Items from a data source
=== Section Start ===

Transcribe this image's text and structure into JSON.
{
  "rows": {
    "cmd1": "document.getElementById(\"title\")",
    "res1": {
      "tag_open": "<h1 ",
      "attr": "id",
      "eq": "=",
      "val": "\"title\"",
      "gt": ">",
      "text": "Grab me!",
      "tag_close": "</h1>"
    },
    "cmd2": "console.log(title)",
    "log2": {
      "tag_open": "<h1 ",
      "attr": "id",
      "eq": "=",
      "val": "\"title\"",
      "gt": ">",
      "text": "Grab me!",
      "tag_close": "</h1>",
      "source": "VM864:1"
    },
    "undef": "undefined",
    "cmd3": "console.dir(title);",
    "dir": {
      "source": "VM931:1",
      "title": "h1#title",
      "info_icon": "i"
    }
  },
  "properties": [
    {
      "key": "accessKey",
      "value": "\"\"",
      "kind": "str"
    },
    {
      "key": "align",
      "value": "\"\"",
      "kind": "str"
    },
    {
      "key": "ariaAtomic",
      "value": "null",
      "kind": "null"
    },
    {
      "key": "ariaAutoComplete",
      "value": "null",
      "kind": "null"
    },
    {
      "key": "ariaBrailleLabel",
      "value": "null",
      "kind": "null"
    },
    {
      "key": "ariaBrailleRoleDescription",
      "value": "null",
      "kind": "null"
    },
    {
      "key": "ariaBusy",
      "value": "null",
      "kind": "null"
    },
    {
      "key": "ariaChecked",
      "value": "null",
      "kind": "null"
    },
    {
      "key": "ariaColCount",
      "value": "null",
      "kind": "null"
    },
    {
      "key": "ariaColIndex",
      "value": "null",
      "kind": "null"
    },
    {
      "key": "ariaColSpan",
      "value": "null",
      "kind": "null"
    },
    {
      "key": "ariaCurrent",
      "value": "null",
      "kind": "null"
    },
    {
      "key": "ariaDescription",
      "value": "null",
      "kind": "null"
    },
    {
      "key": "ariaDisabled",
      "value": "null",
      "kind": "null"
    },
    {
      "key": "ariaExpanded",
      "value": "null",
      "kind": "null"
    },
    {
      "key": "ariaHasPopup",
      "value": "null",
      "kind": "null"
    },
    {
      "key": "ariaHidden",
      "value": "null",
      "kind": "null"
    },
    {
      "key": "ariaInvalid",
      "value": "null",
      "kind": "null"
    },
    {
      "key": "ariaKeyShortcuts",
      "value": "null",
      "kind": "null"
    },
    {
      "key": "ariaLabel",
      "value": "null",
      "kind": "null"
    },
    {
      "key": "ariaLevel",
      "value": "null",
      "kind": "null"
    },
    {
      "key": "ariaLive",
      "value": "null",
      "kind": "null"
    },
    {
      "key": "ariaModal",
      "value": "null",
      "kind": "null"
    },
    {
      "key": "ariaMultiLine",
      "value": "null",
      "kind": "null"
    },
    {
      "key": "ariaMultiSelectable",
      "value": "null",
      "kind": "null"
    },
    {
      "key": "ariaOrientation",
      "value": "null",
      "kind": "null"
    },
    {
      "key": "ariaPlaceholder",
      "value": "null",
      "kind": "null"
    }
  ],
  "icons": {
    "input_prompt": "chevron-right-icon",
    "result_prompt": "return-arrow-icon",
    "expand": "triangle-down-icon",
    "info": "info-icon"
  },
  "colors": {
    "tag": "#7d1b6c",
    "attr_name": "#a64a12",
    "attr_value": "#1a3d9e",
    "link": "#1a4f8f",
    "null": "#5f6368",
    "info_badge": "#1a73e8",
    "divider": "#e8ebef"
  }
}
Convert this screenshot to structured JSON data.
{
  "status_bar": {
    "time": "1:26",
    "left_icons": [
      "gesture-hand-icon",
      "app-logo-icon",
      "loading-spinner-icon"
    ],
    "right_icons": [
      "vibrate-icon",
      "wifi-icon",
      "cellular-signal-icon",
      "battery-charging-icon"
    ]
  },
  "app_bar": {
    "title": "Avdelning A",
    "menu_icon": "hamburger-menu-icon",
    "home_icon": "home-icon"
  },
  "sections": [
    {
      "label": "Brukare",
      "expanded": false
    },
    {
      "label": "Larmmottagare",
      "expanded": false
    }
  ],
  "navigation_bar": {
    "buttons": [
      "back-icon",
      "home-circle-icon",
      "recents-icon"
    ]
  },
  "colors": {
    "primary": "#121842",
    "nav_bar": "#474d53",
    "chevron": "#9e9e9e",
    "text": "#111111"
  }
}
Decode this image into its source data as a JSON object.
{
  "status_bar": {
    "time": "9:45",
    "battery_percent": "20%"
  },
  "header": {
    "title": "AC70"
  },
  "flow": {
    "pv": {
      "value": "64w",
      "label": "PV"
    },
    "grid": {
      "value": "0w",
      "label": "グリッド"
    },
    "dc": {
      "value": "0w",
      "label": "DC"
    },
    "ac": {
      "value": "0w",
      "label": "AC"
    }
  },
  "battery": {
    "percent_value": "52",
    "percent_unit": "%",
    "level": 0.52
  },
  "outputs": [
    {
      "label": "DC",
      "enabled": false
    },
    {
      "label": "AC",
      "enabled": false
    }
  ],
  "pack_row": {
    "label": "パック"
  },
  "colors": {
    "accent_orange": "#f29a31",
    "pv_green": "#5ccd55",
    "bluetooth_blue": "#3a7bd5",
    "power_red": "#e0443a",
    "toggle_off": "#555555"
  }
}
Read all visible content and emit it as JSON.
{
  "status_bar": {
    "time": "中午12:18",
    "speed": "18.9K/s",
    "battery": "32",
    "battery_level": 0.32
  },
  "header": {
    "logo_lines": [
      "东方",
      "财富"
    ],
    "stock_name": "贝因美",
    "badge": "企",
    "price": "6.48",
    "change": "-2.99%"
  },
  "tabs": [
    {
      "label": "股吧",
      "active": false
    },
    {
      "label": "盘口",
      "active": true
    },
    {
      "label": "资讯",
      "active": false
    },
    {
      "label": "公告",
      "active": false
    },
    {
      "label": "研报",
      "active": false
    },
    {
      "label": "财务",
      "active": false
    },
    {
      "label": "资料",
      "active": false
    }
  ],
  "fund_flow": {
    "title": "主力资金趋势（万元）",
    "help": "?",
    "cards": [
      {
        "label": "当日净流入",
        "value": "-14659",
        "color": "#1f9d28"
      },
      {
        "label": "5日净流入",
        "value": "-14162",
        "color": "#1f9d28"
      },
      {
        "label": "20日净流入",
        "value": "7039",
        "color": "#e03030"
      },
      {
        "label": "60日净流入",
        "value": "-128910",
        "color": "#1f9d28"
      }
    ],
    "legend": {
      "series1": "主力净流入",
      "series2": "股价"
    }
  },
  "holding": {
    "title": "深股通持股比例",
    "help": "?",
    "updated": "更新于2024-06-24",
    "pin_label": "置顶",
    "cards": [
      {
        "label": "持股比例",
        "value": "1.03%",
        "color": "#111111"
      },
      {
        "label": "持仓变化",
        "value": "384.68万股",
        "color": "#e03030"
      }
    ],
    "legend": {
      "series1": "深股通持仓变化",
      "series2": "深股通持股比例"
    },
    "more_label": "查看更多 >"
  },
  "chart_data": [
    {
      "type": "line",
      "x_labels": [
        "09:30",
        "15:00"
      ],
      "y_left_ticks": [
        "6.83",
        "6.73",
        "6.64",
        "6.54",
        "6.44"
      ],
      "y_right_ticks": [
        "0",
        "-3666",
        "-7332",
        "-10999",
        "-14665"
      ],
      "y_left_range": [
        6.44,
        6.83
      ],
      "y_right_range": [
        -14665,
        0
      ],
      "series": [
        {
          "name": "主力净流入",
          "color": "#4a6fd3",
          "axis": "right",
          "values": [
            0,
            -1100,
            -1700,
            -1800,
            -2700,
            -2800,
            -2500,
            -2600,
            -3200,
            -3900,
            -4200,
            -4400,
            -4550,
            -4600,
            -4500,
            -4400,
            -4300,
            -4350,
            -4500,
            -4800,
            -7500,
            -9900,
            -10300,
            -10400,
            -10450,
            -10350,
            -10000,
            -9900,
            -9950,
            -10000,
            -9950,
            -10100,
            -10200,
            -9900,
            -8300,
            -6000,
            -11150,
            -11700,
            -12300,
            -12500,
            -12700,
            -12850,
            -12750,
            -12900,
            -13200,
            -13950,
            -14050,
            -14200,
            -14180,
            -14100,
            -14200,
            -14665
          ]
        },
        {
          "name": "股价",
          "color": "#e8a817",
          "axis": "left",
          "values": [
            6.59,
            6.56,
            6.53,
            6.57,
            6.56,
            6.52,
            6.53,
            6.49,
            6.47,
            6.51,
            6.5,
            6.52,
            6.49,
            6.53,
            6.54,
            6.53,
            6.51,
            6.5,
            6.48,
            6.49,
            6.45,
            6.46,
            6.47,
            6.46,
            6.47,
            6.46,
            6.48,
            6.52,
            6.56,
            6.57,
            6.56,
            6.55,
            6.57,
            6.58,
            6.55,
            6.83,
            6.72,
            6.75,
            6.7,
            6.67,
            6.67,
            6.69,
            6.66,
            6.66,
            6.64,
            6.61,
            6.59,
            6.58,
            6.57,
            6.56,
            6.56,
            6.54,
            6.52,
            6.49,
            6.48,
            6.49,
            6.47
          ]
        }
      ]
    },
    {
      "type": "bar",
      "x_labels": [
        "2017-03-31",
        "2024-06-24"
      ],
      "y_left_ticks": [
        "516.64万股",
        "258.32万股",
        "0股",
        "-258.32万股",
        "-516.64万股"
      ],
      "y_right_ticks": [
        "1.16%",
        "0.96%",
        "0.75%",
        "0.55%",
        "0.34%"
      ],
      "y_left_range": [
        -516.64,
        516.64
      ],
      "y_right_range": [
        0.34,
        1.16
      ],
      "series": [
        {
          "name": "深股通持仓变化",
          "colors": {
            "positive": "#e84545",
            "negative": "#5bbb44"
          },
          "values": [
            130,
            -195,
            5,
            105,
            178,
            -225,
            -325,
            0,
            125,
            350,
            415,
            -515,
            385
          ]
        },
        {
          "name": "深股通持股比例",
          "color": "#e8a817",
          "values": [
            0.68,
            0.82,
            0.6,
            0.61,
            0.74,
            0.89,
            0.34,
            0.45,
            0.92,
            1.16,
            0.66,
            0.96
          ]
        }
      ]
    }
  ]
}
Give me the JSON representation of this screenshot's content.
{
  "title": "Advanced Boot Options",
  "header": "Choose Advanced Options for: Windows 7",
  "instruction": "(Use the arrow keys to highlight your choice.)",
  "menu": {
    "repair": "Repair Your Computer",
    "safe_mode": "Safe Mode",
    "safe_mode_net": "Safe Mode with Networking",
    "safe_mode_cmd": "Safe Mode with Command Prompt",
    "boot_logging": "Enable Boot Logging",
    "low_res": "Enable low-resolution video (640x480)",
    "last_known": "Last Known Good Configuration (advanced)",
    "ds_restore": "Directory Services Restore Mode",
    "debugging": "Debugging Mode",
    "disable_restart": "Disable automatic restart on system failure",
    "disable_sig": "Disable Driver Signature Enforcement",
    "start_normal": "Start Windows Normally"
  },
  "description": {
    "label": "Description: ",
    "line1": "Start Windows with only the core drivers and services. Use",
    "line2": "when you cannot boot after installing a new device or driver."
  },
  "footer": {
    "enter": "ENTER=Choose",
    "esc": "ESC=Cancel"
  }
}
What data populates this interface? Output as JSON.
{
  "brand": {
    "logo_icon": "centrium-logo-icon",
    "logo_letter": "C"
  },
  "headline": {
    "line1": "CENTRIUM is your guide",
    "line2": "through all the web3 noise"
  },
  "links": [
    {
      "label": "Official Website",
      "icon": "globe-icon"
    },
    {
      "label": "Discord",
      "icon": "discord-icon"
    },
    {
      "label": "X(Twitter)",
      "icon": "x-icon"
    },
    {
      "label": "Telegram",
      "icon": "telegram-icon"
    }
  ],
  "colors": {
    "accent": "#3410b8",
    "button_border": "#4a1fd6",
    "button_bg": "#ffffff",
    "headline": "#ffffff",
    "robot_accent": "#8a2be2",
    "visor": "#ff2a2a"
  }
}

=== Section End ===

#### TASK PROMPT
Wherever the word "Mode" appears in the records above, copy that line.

#### OUTPUT BELOW
    "safe_mode": "Safe Mode",
    "safe_mode_net": "Safe Mode with Networking",
    "safe_mode_cmd": "Safe Mode with Command Prompt",
    "ds_restore": "Directory Services Restore Mode",
    "debugging": "Debugging Mode",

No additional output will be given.